Here’s my secret: I like to see inside other people’s houses. At dusk, when the lights go on inside and I pass by, I can see their furniture, where the kitchen is, and even where they put the TV. Lucky for me, I found a socially acceptable way to channel that curiosity: I teach memoir writing.
Early this June, in Old City Philadelphia, I opened a metaphorical window and peeked into the lives of others. I taught a three-day memoir workshop at the Philadelphia Writers Conference. For the past eight years, I’ve taught these workshops at senior centers, at Bucks County Community College and at over-fifty developments. Between the time one session ends and another series of classes begins, I sometimes forget how surprisingly beautiful people can be.
Attendees at the Philly Writers Conference in June submitted their stories a few weeks in advance for my critique and as always, their words were heartfelt, moving and inspired. Here are just a few examples.
A little black girl and her family traveled through Mississippi in the 1950s, searching for a bathroom they could use without being arrested. Her work reminded me of Anne Moody’s memoir, Coming of Age in Mississippi. She grew up to win first prize for memoir at the conference, and told me she was familiar with Moody’s work.
A man traveled to his father’s birthplace in Ireland, searching for clues to the man his father became, the man he knew as a boy. He wrote eloquently about the smell of peat and slurry, and told of the warm welcoming people he met, people who played the violin after a long day’s work on the farm.
A suburban woman fought fiercely to preserve land threatened by development. She saw humorous, tongue-in-cheek parallels between herself and Scarlett O’Hara as she passionately vowed to stand firm and fight.
A young doctor’s growing numbness in her feet led to a diagnosis of multiple sclerosis.
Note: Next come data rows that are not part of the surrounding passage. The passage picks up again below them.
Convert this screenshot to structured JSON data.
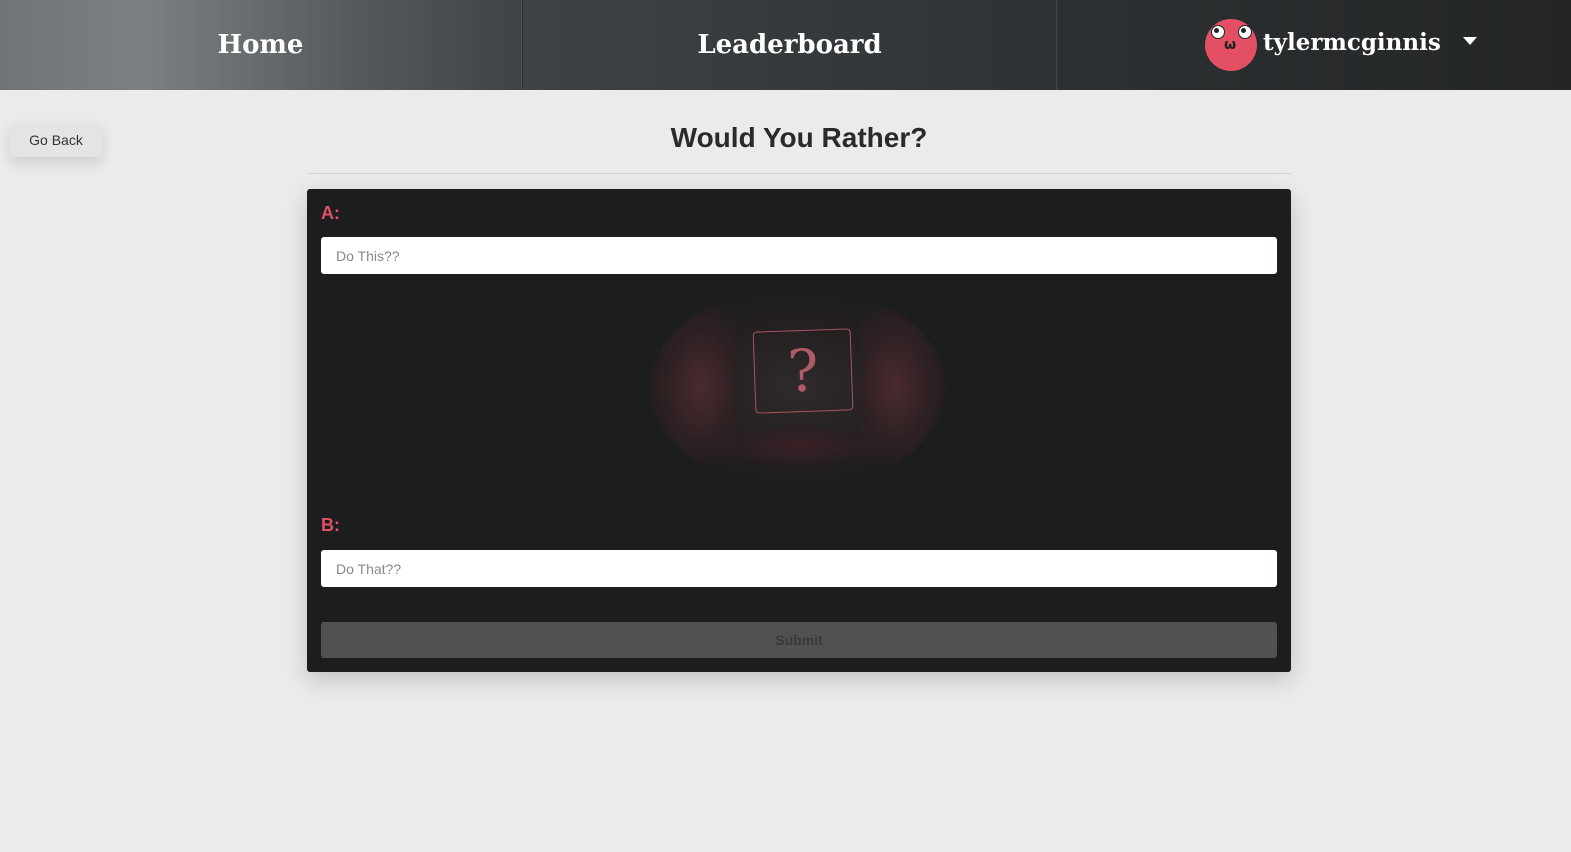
{
  "nav": {
    "home_label": "Home",
    "leaderboard_label": "Leaderboard",
    "username": "tylermcginnis",
    "avatar_color": "#e35064"
  },
  "go_back_label": "Go Back",
  "page_title": "Would You Rather?",
  "form": {
    "option_a": {
      "label": "A:",
      "value": "",
      "placeholder": "Do This??"
    },
    "option_b": {
      "label": "B:",
      "value": "",
      "placeholder": "Do That??"
    },
    "hero_icon": "question-mark-box",
    "submit_label": "Submit",
    "submit_disabled": true
  },
  "colors": {
    "accent": "#e35064",
    "card_bg": "#1c1d1f",
    "page_bg": "#ebebeb"
  }
}
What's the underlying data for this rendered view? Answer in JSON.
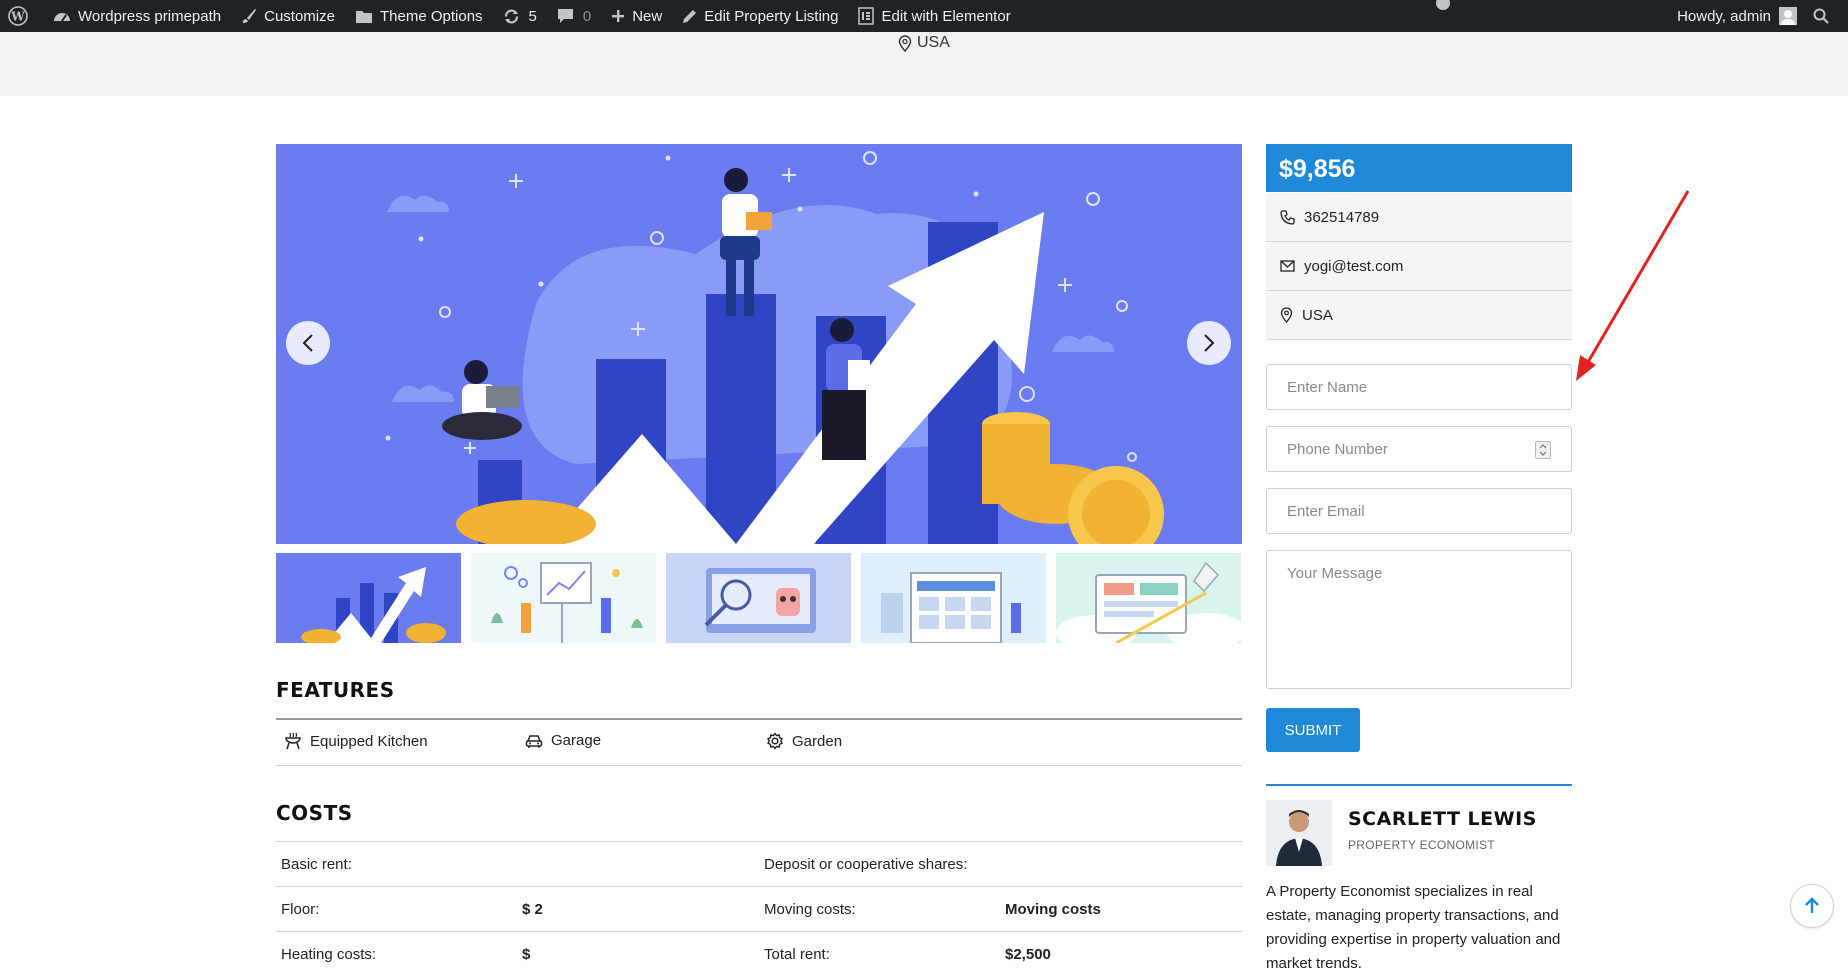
{
  "adminbar": {
    "site_name": "Wordpress primepath",
    "customize": "Customize",
    "theme_options": "Theme Options",
    "updates_count": "5",
    "comments_count": "0",
    "new_label": "New",
    "edit_listing": "Edit Property Listing",
    "edit_elementor": "Edit with Elementor",
    "howdy": "Howdy, admin"
  },
  "top_location": "USA",
  "features": {
    "title": "FEATURES",
    "items": [
      {
        "label": "Equipped Kitchen",
        "icon": "grill-icon"
      },
      {
        "label": "Garage",
        "icon": "car-icon"
      },
      {
        "label": "Garden",
        "icon": "gear-icon"
      }
    ]
  },
  "costs": {
    "title": "COSTS",
    "rows": [
      [
        "Basic rent:",
        "",
        "Deposit or cooperative shares:",
        ""
      ],
      [
        "Floor:",
        "$ 2",
        "Moving costs:",
        "Moving costs"
      ],
      [
        "Heating costs:",
        "$",
        "Total rent:",
        "$2,500"
      ]
    ]
  },
  "sidebar": {
    "price": "$9,856",
    "phone": "362514789",
    "email": "yogi@test.com",
    "location": "USA",
    "form": {
      "name_placeholder": "Enter Name",
      "phone_placeholder": "Phone Number",
      "email_placeholder": "Enter Email",
      "message_placeholder": "Your Message",
      "submit_label": "SUBMIT"
    },
    "agent": {
      "name": "SCARLETT LEWIS",
      "role": "PROPERTY ECONOMIST",
      "bio": "A Property Economist specializes in real estate, managing property transactions, and providing expertise in property valuation and market trends."
    }
  },
  "colors": {
    "accent": "#1e88d9",
    "slider_bg": "#6b7bf0",
    "admin_bar": "#1d2327"
  }
}
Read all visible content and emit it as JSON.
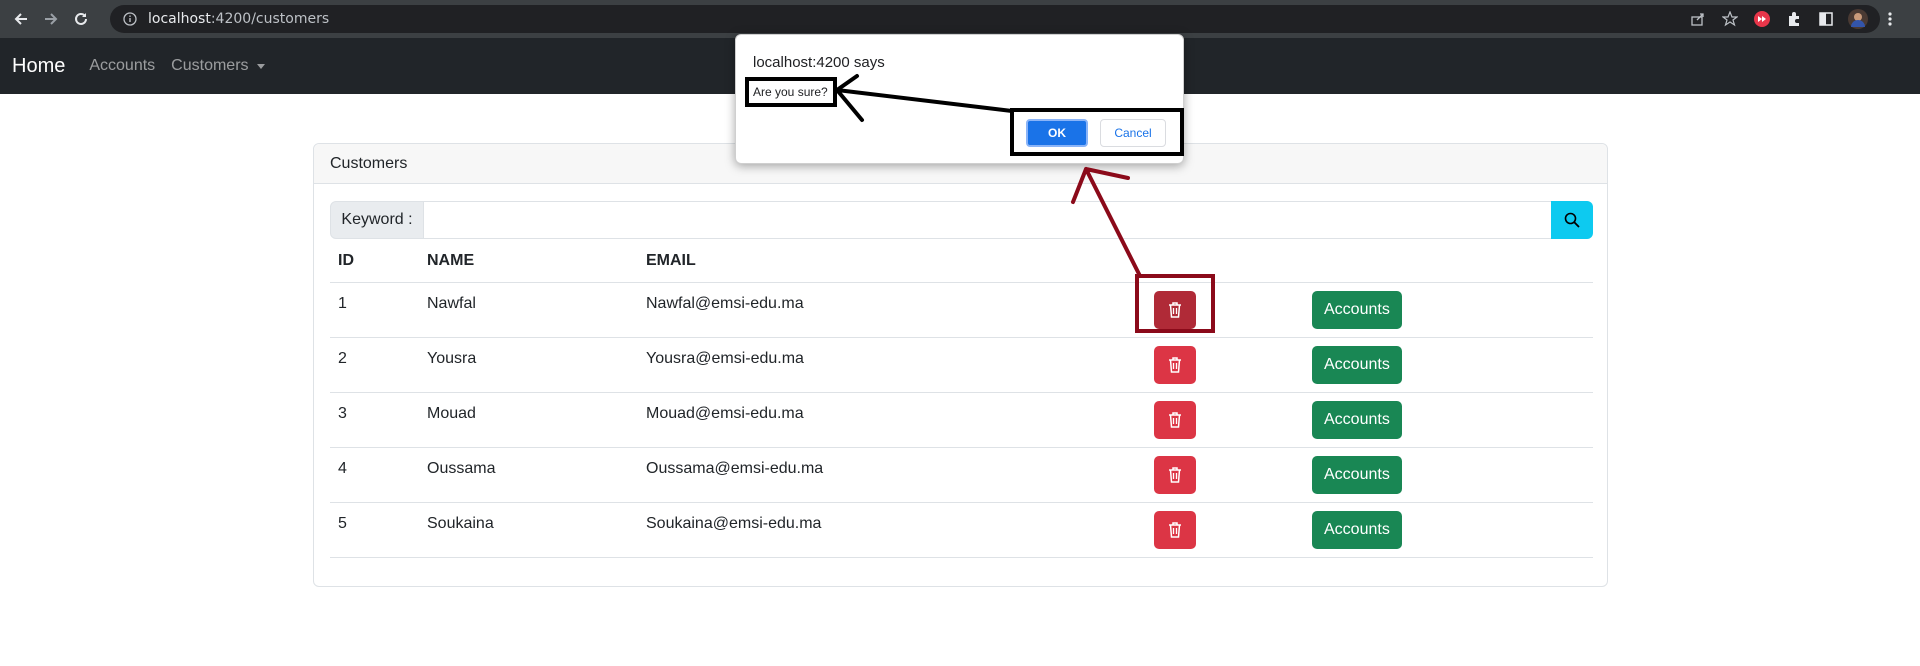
{
  "browser": {
    "url_host": "localhost",
    "url_rest": ":4200/customers"
  },
  "navbar": {
    "brand": "Home",
    "links": [
      "Accounts",
      "Customers"
    ]
  },
  "card": {
    "header": "Customers",
    "search": {
      "label": "Keyword :",
      "value": "",
      "placeholder": ""
    },
    "columns": [
      "ID",
      "NAME",
      "EMAIL"
    ],
    "rows": [
      {
        "id": "1",
        "name": "Nawfal",
        "email": "Nawfal@emsi-edu.ma",
        "action": "Accounts"
      },
      {
        "id": "2",
        "name": "Yousra",
        "email": "Yousra@emsi-edu.ma",
        "action": "Accounts"
      },
      {
        "id": "3",
        "name": "Mouad",
        "email": "Mouad@emsi-edu.ma",
        "action": "Accounts"
      },
      {
        "id": "4",
        "name": "Oussama",
        "email": "Oussama@emsi-edu.ma",
        "action": "Accounts"
      },
      {
        "id": "5",
        "name": "Soukaina",
        "email": "Soukaina@emsi-edu.ma",
        "action": "Accounts"
      }
    ]
  },
  "dialog": {
    "title": "localhost:4200 says",
    "message": "Are you sure?",
    "ok_label": "OK",
    "cancel_label": "Cancel"
  },
  "colors": {
    "navbar_bg": "#212529",
    "delete": "#dc3545",
    "accounts": "#198754",
    "search": "#0dcaf0",
    "annotation_black": "#000000",
    "annotation_red": "#8b0a1a"
  }
}
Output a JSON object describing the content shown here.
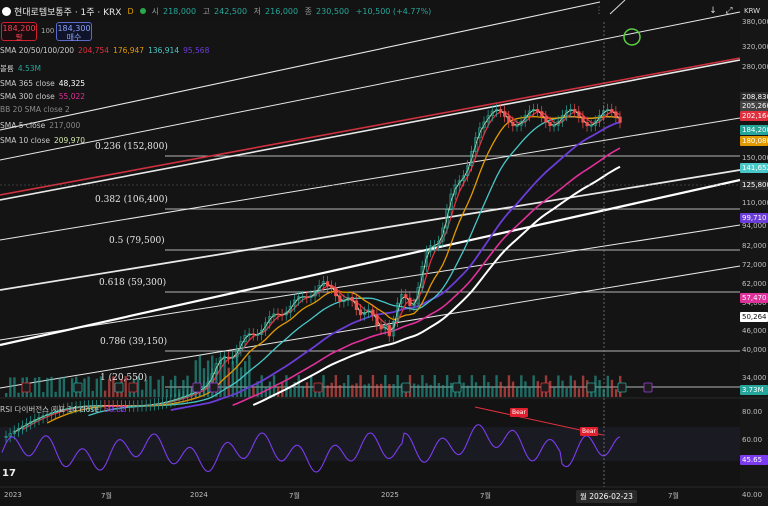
{
  "header": {
    "symbol": "현대로템보통주 · 1주 · KRX",
    "badge_d": "D",
    "open_label": "시",
    "open": "218,000",
    "high_label": "고",
    "high": "242,500",
    "low_label": "저",
    "low": "216,000",
    "close_label": "종",
    "close": "230,500",
    "change": "+10,500 (+4.77%)"
  },
  "trade": {
    "sell_price": "184,200",
    "sell_label": "팔",
    "spread": "100",
    "buy_price": "184,300",
    "buy_label": "매수"
  },
  "indicators": [
    {
      "label": "SMA 20/50/100/200",
      "values": [
        {
          "v": "204,754",
          "color": "#e0303e"
        },
        {
          "v": "176,947",
          "color": "#e39a00"
        },
        {
          "v": "136,914",
          "color": "#48c8c8"
        },
        {
          "v": "95,568",
          "color": "#6a3cd8"
        }
      ]
    },
    {
      "label": "볼륨",
      "values": [
        {
          "v": "4.53M",
          "color": "#26a69a"
        }
      ]
    },
    {
      "label": "SMA 365 close",
      "values": [
        {
          "v": "48,325",
          "color": "#ffffff"
        }
      ]
    },
    {
      "label": "SMA 300 close",
      "values": [
        {
          "v": "55,022",
          "color": "#e0309a"
        }
      ]
    },
    {
      "label": "BB 20 SMA close 2",
      "values": []
    },
    {
      "label": "SMA 5 close",
      "values": [
        {
          "v": "217,000",
          "color": "#888888"
        }
      ]
    },
    {
      "label": "SMA 10 close",
      "values": [
        {
          "v": "209,970",
          "color": "#d4e8b0"
        }
      ]
    }
  ],
  "fib_levels": [
    {
      "label": "0.236 (152,800)",
      "price": 152800
    },
    {
      "label": "0.382 (106,400)",
      "price": 106400
    },
    {
      "label": "0.5 (79,500)",
      "price": 79500
    },
    {
      "label": "0.618 (59,300)",
      "price": 59300
    },
    {
      "label": "0.786 (39,150)",
      "price": 39150
    },
    {
      "label": "1 (20,550)",
      "price": 20550
    }
  ],
  "price_axis": {
    "currency": "KRW",
    "ticks": [
      "380,000",
      "320,000",
      "280,000",
      "150,000",
      "110,000",
      "94,000",
      "82,000",
      "72,000",
      "62,000",
      "54,000",
      "46,000",
      "40,000",
      "34,000"
    ],
    "tags": [
      {
        "label": "208,830",
        "color": "#2a2a2a"
      },
      {
        "label": "205,260",
        "color": "#444444"
      },
      {
        "label": "202,164",
        "color": "#e0303e"
      },
      {
        "label": "184,200",
        "color": "#26a69a"
      },
      {
        "label": "180,080",
        "color": "#e39a00"
      },
      {
        "label": "141,652",
        "color": "#48c8c8"
      },
      {
        "label": "125,800",
        "color": "#2a2a2a"
      },
      {
        "label": "99,710",
        "color": "#6a3cd8"
      },
      {
        "label": "57,470",
        "color": "#e0309a"
      },
      {
        "label": "50,264",
        "color": "#ffffff"
      },
      {
        "label": "3.73M",
        "color": "#26a69a"
      }
    ]
  },
  "rsi": {
    "label": "RSI 다이버전스 지표 14 close",
    "value": "59.82",
    "last": "45.65",
    "ticks": [
      "80.00",
      "60.00",
      "40.00"
    ],
    "bear_label": "Bear"
  },
  "time_axis": {
    "labels": [
      "2023",
      "7월",
      "2024",
      "7월",
      "2025",
      "7월",
      "7월"
    ],
    "crosshair_date": "월 2026-02-23"
  },
  "colors": {
    "bg": "#131313",
    "sma20": "#e0303e",
    "sma50": "#e39a00",
    "sma100": "#48c8c8",
    "sma200": "#6a3cd8",
    "sma300": "#e0309a",
    "sma365": "#ffffff",
    "sma10": "#d4e8b0",
    "up": "#26a69a",
    "down": "#ef5350",
    "rsi": "#7b3cf0",
    "channel": "#ffffff",
    "resistance": "#d0303e"
  },
  "icons": [
    "logo-icon",
    "live-dot-icon",
    "dots-menu-icon",
    "expand-icon",
    "collapse-icon",
    "download-icon",
    "fullscreen-icon",
    "plus-circle-icon",
    "tradingview-logo-icon"
  ]
}
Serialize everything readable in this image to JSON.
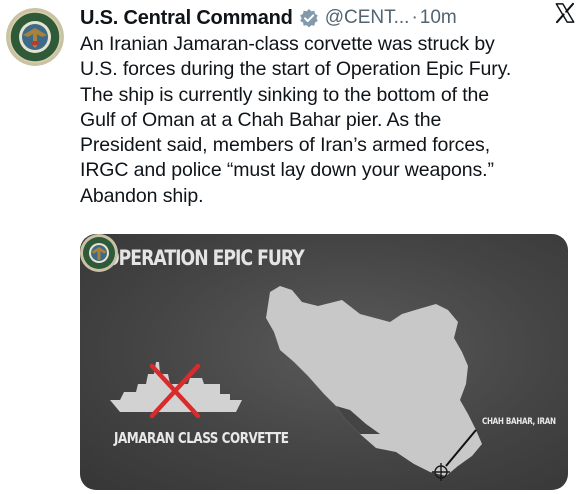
{
  "tweet": {
    "author_name": "U.S. Central Command",
    "handle": "@CENT...",
    "separator": "·",
    "time": "10m",
    "text_lines": [
      "An Iranian Jamaran-class corvette was struck by",
      "U.S. forces during the start of Operation Epic Fury.",
      "The ship is currently sinking to the bottom of the",
      "Gulf of Oman at a Chah Bahar pier. As the",
      "President said, members of Iran’s armed forces,",
      "IRGC and police “must lay down your weapons.”",
      "Abandon ship."
    ]
  },
  "media": {
    "title": "OPERATION EPIC FURY",
    "ship_label": "JAMARAN CLASS CORVETTE",
    "port_label": "CHAH BAHAR, IRAN"
  },
  "icons": {
    "avatar": "centcom-seal-icon",
    "verified": "verified-badge-icon",
    "platform": "x-logo-icon",
    "ship": "ship-silhouette-icon",
    "strike": "red-x-icon",
    "target": "crosshair-icon"
  },
  "colors": {
    "text": "#0f1419",
    "secondary": "#536471",
    "verified": "#829aab",
    "strike_red": "#d92b2b",
    "map_fill": "#c8c8c8"
  }
}
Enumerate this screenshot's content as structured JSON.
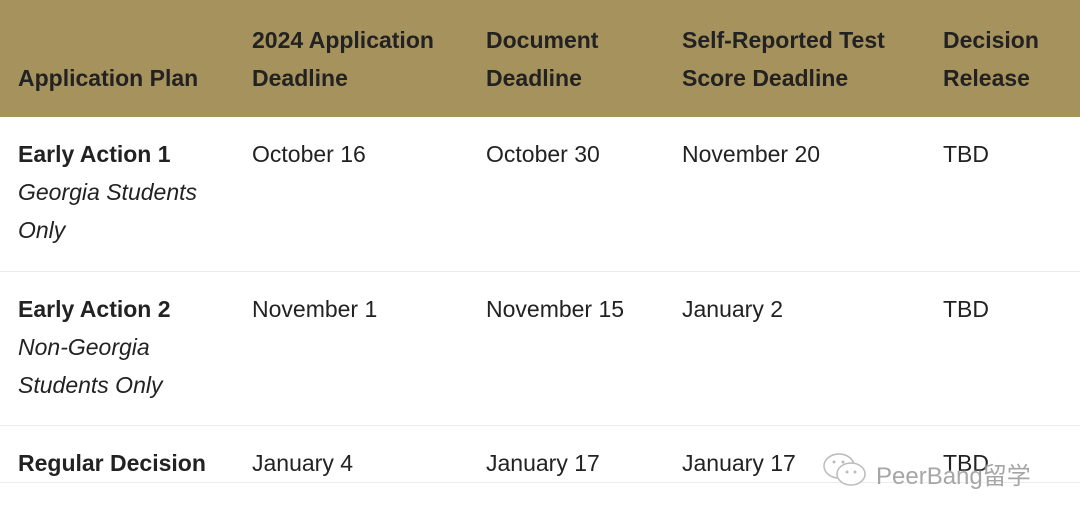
{
  "headers": [
    "Application Plan",
    "2024 Application Deadline",
    "Document Deadline",
    "Self-Reported Test Score Deadline",
    "Decision Release"
  ],
  "rows": [
    {
      "plan": "Early Action 1",
      "note": "Georgia Students Only",
      "app": "October 16",
      "doc": "October 30",
      "test": "November 20",
      "release": "TBD"
    },
    {
      "plan": "Early Action 2",
      "note": "Non-Georgia Students Only",
      "app": "November 1",
      "doc": "November 15",
      "test": "January 2",
      "release": "TBD"
    },
    {
      "plan": "Regular Decision",
      "note": "",
      "app": "January 4",
      "doc": "January 17",
      "test": "January 17",
      "release": "TBD"
    }
  ],
  "watermark": {
    "text": "PeerBang留学",
    "icon": "wechat-icon"
  },
  "colors": {
    "header_bg": "#a6925c",
    "text": "#222222"
  }
}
As both patient and newly minted doctor, her courageous, unvarnished story was not about making lemonade from lemons, but rather of coping with chronic illness from a unique point of view.
An older woman became her father’s caretaker in Port Richmond, the Philly neighborhood where she grew up, and learned an important lesson about herself. How many people this very day in the Philadelphia metro area are living this story?
Philadelphia, it turns out, is a city teeming with stories. In the late 1950s and early 60s, a TV show about New York signed off with the tagline “There are eight million stories in the Naked City. This has been one of them.” The 2010 census counted a million and a half people living in Philadelphia, six million if we add in the surrounding metro area. The Big Pretzel (or if you prefer, the Big Cheesesteak) has nearly as many stories as the Big Apple did back in the mid-twentieth century. We could surpass that town to the north by the middle of the 2000s.
Yes, I know, memoirs get a bad rap these days. Critics abound. In a recent New York Times Book Review, Neil Genzlinger said, “Unremarkable lives” should go “unremarked upon, the way God intended.” People tell me there is too much focus on our selves, too much navel-gazing, and yes, sometimes that’s true. Whining about victimhood or writing a memoir to get even with your parents or your ex is boring and unsatisfying. Revenge only brings up more bitterness. As essayist Annie Dillard said, “While writing is an art, it is not a martial art.”
But as I reflect on my June weekend in Old City, I wonder if there even is such a thing as an unremarkable life. I love a true story told from the author’s point of view, even if I have never before heard their name.
My students take many different approaches to memoir writing. They focus on historical context, the ecology of place, cultural memories, the hidden message of illness and more. And unlike a novel about a character who overcomes evil, disability, or heartbreak, no one can ever say, “It’s just a movie” or “It could never happen that way.”
Fiction writer Lorrie Moore, in the New York Review of Books, said that fiction is not as mesmerizing as the real life tale. “We love to read memoirs,” she said. “Why shouldn’t we?” Sounds like permission for navel gazing to me. And maybe some tastefully judicious window peeping. Strictly in the interest of a well-told Philadelphia-based story.